#1 Crescent Lake Resorts (Boardwalk, Swan, Dolphin, Yacht Club, and Beach Club)
There are so many bars in this resort group that I’m going to have go through them fairly quickly. Let’s start with the Bellevue Lounge at the Boardwalk, which is a great, low-key lounge with lots of early 20th century touches and an outdoor lounge. It is one of my favorite bars in Disney World.
Moving clockwise around the lake you come to the Swan and Dolphin, which have a few places worth stopping. Kimonos at the Swan has karaoke and sushi, Todd English’s Bluezoo at the Dolphin is cool and modern with an outstanding, freshly made cocktail list, and the poolside Cabana Bar, also at the Dolphin, has some good food and a South Beach feel to it.

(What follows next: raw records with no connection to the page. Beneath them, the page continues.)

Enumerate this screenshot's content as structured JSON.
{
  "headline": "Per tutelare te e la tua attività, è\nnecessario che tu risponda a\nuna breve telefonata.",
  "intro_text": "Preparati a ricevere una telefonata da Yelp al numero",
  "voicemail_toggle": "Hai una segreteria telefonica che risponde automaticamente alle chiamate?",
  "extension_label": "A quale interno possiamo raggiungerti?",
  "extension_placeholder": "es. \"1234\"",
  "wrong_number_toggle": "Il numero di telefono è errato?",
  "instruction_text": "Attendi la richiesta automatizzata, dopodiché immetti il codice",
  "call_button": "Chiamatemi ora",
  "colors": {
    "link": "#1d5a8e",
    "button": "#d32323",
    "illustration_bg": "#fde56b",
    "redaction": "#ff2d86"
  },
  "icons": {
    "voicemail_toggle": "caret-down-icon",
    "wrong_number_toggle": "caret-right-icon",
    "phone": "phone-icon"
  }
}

Continuing around the Crescent Lake loop you’ll find another wood-paneled favorite: Crew’s Cup Lounge at the Yacht Club. It’s rowing theme and craftsman style make it very comfortable. The Yacht Club also has the small Ale & Compass off of the lobby which is surprisingly nice. Heading to the Beach Club brings you to Martha’s Vineyard, which I find boring, but is still technically a bar. A much better spot nearby is the pool bar at Stormalong Bay, Hurricane Hanna’s, which has some good, quick food and a lovely setting near both the pool and the beach.
The rest that I somehow didn’t mention above includes the pool bars at Boardwalk and the Swan, the oddly placed, yet accurately named Lobby Lounge at the Dolphin, or any of the Boardwalk spots like ESPN Club, Big River Grille and Brew Works, Jellyrolls, or Atlantic Dance Hall (which are all decent stops). Frankly, there are just too many places: even I don’t have an unlimited amount of words here.
Another plus for the Crescent Lake resorts is that both Epcot and Disney’s Hollywood Studios are within walking distance, opening up any of the bars in either of those parks as well. If you are looking for bar and lounge options, staying at one of the Crescent Lake resorts is the way to go. You could visit three bars a night for a week and barely hit any twice, which sounds like a heck of a week to me.
As always, I appreciate any feedback in the comments below. Thanks for reading!
This was meant as a quick overview of some of the bars and lounges. If you are interested in much more detail and hundreds of stunning photos you should check out my Walt Disney World Bars and Lounges eGuide.